*** INFORMATION PROVIDED ***

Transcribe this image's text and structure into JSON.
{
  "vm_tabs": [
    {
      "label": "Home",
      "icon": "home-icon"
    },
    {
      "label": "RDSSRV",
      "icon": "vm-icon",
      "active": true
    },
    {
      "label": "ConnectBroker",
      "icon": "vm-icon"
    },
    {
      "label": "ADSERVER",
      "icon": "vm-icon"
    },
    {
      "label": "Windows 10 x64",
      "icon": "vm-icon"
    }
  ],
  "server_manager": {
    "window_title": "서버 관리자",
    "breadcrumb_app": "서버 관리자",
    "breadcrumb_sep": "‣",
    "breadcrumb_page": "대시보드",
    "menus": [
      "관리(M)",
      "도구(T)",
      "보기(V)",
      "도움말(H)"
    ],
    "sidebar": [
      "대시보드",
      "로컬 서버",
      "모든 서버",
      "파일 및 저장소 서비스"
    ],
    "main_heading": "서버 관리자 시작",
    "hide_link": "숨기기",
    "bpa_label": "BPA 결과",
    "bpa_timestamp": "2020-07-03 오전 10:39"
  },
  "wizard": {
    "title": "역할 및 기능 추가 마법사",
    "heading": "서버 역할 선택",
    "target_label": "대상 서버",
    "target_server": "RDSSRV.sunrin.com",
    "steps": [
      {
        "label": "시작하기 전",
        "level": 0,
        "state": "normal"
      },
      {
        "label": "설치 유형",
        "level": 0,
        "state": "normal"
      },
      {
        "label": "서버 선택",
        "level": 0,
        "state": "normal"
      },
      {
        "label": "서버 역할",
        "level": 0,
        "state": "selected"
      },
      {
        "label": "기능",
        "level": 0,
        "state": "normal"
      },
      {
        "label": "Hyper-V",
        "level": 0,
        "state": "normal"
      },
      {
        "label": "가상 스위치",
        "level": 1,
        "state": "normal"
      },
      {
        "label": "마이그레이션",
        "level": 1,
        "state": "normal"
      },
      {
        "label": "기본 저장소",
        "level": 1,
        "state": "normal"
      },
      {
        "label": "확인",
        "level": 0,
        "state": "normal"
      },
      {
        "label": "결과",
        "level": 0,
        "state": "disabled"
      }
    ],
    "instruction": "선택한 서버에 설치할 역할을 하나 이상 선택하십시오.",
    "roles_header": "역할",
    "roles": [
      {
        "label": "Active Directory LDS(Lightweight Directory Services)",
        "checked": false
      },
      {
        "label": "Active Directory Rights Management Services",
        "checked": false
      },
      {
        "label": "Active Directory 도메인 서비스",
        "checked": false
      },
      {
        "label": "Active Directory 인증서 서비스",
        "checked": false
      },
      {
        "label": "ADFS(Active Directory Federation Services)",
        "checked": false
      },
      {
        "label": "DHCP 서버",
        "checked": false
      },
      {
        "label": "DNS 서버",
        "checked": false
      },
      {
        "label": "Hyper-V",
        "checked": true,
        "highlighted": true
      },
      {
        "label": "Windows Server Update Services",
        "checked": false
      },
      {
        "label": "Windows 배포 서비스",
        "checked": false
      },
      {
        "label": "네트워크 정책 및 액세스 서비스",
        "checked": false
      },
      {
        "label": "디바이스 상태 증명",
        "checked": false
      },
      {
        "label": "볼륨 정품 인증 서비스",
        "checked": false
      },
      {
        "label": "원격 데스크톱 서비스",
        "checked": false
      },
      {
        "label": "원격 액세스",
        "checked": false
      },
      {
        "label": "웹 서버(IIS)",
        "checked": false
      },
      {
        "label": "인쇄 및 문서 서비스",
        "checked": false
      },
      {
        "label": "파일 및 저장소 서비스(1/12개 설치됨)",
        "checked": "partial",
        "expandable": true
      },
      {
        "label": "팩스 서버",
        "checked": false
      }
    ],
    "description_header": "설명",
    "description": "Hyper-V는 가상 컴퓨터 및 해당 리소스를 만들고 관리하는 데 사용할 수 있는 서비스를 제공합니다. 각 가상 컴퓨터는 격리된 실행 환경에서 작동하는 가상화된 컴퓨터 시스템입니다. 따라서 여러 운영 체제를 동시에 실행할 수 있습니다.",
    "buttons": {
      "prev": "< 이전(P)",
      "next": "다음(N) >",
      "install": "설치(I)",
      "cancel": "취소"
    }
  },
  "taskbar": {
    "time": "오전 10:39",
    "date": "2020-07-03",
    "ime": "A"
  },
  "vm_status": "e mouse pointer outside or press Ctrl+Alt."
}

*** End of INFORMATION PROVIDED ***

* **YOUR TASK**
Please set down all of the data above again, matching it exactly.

* **TASK RESPONSE**
Transcribe this image's text and structure into JSON.
{
  "vm_tabs": [
    {
      "label": "Home",
      "icon": "home-icon"
    },
    {
      "label": "RDSSRV",
      "icon": "vm-icon",
      "active": true
    },
    {
      "label": "ConnectBroker",
      "icon": "vm-icon"
    },
    {
      "label": "ADSERVER",
      "icon": "vm-icon"
    },
    {
      "label": "Windows 10 x64",
      "icon": "vm-icon"
    }
  ],
  "server_manager": {
    "window_title": "서버 관리자",
    "breadcrumb_app": "서버 관리자",
    "breadcrumb_sep": "‣",
    "breadcrumb_page": "대시보드",
    "menus": [
      "관리(M)",
      "도구(T)",
      "보기(V)",
      "도움말(H)"
    ],
    "sidebar": [
      "대시보드",
      "로컬 서버",
      "모든 서버",
      "파일 및 저장소 서비스"
    ],
    "main_heading": "서버 관리자 시작",
    "hide_link": "숨기기",
    "bpa_label": "BPA 결과",
    "bpa_timestamp": "2020-07-03 오전 10:39"
  },
  "wizard": {
    "title": "역할 및 기능 추가 마법사",
    "heading": "서버 역할 선택",
    "target_label": "대상 서버",
    "target_server": "RDSSRV.sunrin.com",
    "steps": [
      {
        "label": "시작하기 전",
        "level": 0,
        "state": "normal"
      },
      {
        "label": "설치 유형",
        "level": 0,
        "state": "normal"
      },
      {
        "label": "서버 선택",
        "level": 0,
        "state": "normal"
      },
      {
        "label": "서버 역할",
        "level": 0,
        "state": "selected"
      },
      {
        "label": "기능",
        "level": 0,
        "state": "normal"
      },
      {
        "label": "Hyper-V",
        "level": 0,
        "state": "normal"
      },
      {
        "label": "가상 스위치",
        "level": 1,
        "state": "normal"
      },
      {
        "label": "마이그레이션",
        "level": 1,
        "state": "normal"
      },
      {
        "label": "기본 저장소",
        "level": 1,
        "state": "normal"
      },
      {
        "label": "확인",
        "level": 0,
        "state": "normal"
      },
      {
        "label": "결과",
        "level": 0,
        "state": "disabled"
      }
    ],
    "instruction": "선택한 서버에 설치할 역할을 하나 이상 선택하십시오.",
    "roles_header": "역할",
    "roles": [
      {
        "label": "Active Directory LDS(Lightweight Directory Services)",
        "checked": false
      },
      {
        "label": "Active Directory Rights Management Services",
        "checked": false
      },
      {
        "label": "Active Directory 도메인 서비스",
        "checked": false
      },
      {
        "label": "Active Directory 인증서 서비스",
        "checked": false
      },
      {
        "label": "ADFS(Active Directory Federation Services)",
        "checked": false
      },
      {
        "label": "DHCP 서버",
        "checked": false
      },
      {
        "label": "DNS 서버",
        "checked": false
      },
      {
        "label": "Hyper-V",
        "checked": true,
        "highlighted": true
      },
      {
        "label": "Windows Server Update Services",
        "checked": false
      },
      {
        "label": "Windows 배포 서비스",
        "checked": false
      },
      {
        "label": "네트워크 정책 및 액세스 서비스",
        "checked": false
      },
      {
        "label": "디바이스 상태 증명",
        "checked": false
      },
      {
        "label": "볼륨 정품 인증 서비스",
        "checked": false
      },
      {
        "label": "원격 데스크톱 서비스",
        "checked": false
      },
      {
        "label": "원격 액세스",
        "checked": false
      },
      {
        "label": "웹 서버(IIS)",
        "checked": false
      },
      {
        "label": "인쇄 및 문서 서비스",
        "checked": false
      },
      {
        "label": "파일 및 저장소 서비스(1/12개 설치됨)",
        "checked": "partial",
        "expandable": true
      },
      {
        "label": "팩스 서버",
        "checked": false
      }
    ],
    "description_header": "설명",
    "description": "Hyper-V는 가상 컴퓨터 및 해당 리소스를 만들고 관리하는 데 사용할 수 있는 서비스를 제공합니다. 각 가상 컴퓨터는 격리된 실행 환경에서 작동하는 가상화된 컴퓨터 시스템입니다. 따라서 여러 운영 체제를 동시에 실행할 수 있습니다.",
    "buttons": {
      "prev": "< 이전(P)",
      "next": "다음(N) >",
      "install": "설치(I)",
      "cancel": "취소"
    }
  },
  "taskbar": {
    "time": "오전 10:39",
    "date": "2020-07-03",
    "ime": "A"
  },
  "vm_status": "e mouse pointer outside or press Ctrl+Alt."
}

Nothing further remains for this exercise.